My husband and I have grand plans for our backyard. Dreams right now. But you know what they say. A plan is a dream you write down. Or something like that. I envision a food garden that feeds us, our neighbors, our friends on occasion. And my husband thinks of something meticulously designed and thought out. One thing we do agree on is that we want to grow our garden in as sustainable a fashion as we can. Starting with the ground itself.
I don’t have to tell you we produce a lot of waste. That the footprint of waste is far reaching and consequential. But we don’t live in a perfect system and must navigate around roadblocks as best we can if we believe in living a sustainable life that’s friendly to our planet. Composting seemed the most logical answer.

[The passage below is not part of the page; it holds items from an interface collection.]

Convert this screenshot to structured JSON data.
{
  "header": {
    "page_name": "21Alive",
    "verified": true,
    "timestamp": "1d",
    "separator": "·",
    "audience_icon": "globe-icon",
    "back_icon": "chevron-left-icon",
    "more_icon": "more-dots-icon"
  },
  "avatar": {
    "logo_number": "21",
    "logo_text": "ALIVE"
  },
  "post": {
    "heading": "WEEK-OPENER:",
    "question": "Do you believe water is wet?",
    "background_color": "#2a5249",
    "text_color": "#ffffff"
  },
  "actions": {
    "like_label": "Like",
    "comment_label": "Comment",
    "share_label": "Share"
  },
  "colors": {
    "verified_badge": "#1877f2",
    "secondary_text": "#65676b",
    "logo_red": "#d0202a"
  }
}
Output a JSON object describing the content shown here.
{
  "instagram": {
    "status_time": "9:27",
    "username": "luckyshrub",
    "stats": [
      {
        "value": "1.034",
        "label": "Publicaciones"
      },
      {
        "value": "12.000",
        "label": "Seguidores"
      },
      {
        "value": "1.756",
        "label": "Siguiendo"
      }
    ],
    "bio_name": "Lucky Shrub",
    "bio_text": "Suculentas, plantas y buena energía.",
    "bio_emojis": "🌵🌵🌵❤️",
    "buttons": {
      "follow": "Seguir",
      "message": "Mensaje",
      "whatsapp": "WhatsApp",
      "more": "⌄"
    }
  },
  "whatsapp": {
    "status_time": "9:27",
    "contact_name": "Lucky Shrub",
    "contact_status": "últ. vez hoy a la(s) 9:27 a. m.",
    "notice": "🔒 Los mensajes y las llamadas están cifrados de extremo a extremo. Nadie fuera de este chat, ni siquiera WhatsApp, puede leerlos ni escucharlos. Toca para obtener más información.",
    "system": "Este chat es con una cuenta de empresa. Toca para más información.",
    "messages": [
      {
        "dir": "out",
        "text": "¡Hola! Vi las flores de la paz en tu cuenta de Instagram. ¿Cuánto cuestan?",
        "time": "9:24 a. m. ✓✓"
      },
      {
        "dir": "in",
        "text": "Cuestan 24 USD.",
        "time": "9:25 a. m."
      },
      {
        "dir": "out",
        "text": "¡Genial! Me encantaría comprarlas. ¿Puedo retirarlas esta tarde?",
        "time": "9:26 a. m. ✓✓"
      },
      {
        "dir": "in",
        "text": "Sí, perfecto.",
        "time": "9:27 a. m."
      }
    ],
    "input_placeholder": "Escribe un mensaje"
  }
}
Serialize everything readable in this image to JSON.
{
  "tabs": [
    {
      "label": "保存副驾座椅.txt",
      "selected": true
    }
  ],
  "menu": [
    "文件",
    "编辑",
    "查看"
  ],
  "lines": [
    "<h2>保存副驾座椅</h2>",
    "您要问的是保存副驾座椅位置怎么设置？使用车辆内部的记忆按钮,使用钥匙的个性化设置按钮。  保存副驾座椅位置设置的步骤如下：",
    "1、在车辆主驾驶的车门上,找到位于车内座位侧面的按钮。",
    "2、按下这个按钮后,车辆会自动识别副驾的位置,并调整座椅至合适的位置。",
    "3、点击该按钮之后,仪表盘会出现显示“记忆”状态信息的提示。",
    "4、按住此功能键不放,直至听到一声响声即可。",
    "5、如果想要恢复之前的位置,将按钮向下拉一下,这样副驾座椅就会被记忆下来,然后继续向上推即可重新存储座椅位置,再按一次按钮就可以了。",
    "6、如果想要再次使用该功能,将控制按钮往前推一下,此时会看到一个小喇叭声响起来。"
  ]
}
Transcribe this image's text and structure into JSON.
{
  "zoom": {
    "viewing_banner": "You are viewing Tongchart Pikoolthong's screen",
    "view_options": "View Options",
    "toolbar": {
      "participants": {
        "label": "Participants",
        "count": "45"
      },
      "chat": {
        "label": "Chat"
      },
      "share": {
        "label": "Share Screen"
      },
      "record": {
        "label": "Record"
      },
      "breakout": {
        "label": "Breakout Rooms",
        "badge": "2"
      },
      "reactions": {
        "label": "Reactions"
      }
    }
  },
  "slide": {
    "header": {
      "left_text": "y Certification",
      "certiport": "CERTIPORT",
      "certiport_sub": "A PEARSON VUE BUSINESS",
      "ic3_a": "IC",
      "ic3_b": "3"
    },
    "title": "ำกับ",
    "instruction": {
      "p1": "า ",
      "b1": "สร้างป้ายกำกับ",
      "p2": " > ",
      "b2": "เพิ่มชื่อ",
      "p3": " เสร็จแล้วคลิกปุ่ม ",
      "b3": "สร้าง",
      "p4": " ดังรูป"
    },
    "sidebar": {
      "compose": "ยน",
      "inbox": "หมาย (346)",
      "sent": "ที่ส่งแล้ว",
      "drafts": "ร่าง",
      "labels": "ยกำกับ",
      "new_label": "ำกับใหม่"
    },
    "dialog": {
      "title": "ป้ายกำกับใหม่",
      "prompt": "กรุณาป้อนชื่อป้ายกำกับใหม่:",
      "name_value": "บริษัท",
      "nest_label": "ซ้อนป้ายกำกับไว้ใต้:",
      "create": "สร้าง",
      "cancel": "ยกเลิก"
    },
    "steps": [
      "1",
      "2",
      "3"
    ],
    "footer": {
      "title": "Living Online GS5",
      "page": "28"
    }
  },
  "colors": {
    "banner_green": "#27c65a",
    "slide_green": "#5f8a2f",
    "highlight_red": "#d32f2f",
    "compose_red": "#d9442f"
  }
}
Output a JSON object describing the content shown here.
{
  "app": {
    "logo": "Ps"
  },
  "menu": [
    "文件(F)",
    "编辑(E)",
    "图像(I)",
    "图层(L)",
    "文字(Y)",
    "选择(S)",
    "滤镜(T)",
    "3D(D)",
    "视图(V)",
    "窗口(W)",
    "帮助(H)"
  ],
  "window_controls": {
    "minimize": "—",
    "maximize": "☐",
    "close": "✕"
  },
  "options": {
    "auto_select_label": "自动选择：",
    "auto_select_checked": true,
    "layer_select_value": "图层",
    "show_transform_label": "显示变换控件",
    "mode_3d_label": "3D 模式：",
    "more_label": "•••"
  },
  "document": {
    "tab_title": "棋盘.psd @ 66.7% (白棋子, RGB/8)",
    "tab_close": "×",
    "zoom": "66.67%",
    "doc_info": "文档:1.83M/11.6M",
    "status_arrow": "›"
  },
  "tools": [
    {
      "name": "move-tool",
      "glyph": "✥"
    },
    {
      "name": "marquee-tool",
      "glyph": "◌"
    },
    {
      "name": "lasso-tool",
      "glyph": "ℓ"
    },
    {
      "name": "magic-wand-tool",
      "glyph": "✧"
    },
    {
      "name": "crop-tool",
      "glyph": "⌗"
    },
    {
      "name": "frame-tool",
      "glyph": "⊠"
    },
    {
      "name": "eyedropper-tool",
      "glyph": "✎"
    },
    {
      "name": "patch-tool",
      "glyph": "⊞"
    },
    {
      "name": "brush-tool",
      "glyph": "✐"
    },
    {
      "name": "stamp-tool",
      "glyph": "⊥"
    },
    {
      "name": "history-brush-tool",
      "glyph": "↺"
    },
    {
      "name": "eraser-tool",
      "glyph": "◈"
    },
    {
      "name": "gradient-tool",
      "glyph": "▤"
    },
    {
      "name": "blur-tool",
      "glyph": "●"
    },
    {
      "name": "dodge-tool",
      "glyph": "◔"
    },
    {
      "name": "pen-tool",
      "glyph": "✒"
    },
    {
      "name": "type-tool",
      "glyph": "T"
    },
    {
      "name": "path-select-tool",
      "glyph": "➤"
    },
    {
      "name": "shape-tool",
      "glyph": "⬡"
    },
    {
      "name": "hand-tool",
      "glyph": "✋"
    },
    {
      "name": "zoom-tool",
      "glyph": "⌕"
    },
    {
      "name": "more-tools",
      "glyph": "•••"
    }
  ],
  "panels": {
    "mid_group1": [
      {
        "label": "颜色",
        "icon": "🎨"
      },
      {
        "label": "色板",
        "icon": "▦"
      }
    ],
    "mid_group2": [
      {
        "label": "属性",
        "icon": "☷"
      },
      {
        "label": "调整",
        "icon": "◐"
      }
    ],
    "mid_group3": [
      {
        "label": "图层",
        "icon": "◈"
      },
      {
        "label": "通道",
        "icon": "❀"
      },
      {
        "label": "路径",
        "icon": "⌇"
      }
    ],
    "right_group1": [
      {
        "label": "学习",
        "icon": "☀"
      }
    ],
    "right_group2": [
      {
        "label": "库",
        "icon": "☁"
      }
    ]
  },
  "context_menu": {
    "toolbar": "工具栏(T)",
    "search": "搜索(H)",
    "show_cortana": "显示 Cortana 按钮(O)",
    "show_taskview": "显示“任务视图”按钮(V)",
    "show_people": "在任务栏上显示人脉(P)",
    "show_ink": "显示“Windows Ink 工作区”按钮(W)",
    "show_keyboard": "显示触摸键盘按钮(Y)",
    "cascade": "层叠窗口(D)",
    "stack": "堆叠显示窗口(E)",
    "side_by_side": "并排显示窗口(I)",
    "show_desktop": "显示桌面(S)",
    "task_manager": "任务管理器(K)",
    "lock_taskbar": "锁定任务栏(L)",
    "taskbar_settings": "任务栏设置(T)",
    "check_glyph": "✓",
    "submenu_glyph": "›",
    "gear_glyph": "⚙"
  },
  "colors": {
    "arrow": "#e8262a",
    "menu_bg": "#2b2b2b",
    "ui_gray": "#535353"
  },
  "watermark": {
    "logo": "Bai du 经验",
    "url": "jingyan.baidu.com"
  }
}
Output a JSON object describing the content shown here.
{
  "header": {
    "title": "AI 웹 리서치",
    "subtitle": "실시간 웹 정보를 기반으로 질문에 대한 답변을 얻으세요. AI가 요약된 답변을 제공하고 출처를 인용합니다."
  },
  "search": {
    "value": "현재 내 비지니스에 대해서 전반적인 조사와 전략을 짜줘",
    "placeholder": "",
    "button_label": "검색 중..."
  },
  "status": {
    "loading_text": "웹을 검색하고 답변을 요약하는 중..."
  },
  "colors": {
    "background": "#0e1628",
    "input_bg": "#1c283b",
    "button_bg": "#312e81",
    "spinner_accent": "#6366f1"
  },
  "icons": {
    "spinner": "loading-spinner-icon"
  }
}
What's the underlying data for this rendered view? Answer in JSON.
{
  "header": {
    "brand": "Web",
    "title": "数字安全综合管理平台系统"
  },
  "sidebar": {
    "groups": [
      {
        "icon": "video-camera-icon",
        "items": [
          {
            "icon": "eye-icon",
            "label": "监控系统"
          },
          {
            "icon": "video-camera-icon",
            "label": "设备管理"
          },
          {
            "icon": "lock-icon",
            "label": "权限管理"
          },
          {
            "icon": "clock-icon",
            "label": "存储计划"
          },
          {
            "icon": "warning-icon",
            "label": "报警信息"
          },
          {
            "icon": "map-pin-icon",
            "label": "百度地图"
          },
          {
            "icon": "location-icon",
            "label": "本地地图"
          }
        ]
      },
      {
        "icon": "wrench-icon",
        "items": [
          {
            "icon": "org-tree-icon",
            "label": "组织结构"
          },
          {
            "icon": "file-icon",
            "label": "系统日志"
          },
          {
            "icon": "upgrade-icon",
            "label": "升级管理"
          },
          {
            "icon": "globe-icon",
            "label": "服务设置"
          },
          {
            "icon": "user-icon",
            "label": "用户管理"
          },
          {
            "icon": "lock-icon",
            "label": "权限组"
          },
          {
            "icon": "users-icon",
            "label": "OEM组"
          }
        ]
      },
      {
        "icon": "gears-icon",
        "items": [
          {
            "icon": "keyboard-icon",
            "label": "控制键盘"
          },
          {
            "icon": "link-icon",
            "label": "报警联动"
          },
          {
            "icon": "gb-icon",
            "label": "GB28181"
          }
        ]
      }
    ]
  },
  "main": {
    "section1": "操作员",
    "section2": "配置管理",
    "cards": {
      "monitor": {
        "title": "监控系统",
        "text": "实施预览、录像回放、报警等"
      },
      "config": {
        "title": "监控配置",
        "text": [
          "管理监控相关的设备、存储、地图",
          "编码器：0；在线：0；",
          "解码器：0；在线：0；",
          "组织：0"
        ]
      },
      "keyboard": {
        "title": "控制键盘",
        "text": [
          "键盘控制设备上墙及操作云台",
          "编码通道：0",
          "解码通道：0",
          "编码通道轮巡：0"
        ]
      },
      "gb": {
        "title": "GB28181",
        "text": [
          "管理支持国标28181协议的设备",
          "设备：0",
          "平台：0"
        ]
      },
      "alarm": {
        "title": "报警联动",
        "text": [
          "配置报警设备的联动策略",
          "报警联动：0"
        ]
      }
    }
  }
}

If you aren’t familiar, there are a lot of resources online and Google is always your guide across the online sea (goddamn that was cheesy). I went to our local Barnes & Noble (they still exist in brick and mortar form!) and roamed the gardening section until I found Organic Book of Compost by Pauline Pears and The Farmer’s Almanac Vegetable Gardner’s Handbook. The most difficult part so far, believe it or not, was finding the right compost bin. I looked on Home Depot’s app and found an inexpensive build-it-yourself kind of situation called GeoBin, but the darn thing wasn’t in stock at my local Lowe’s or Home Depot. Of course Amazon had it, so I relented and had it shipped.
The basics are this: the brown (cardboard, lint, paper towels) and green (produce scraps, grass trimmings, coffee grounds) waste we produce in our daily lives are cooking in a circular, walled-in portion of our backyard, composting down into what is referred to as black gold. It’s super nutrient rich and a great way to put back into the ground what you took from it. And a great way to supercharge your garden.
All of this preamble is to say I am so excited to have started composting, and with spring creeping up on us (it was 70 degrees today, swoon) going outside into our semi-grassed in backyard has been something of a dream come true. We’re talking about building raised beds next so we can get started on planting. We have successfully transplanted a store-bought basil plant into this really cool planter from Target, which gave me the confidence to try the same with some dill I picked up at Trader Joe’s. As soon as I transplanted it, it died. Just wilted right on over all harikari-like. But I kept watering it and sitting it in front of the window to get ample sunlight, and sure enough it is starting to stand up again! I’ll try to have pictures for the next update.
I’m really looking forward to seeing how the compost progresses. It gets pretty hot here in the summer months (consistent triple digits for weeks/months) so I put the compost pile in a place that is partially shaded when the sun is at a certain angle to our backyard fence. But I’m a little concerned it’s maybe not getting enough direct sunlight. Or it’s only getting the direct sunlight in the morning and I just haven’t noticed yet. I really need to keep an eye on it. The temperature and exposure to dry air will impact the quality of the compost, as well as its ability to do its job. So it’s important to maintain a healthy balance in stasis.
Follow me on Instagram @mrscystalparker for even more adventures in composting and gardening!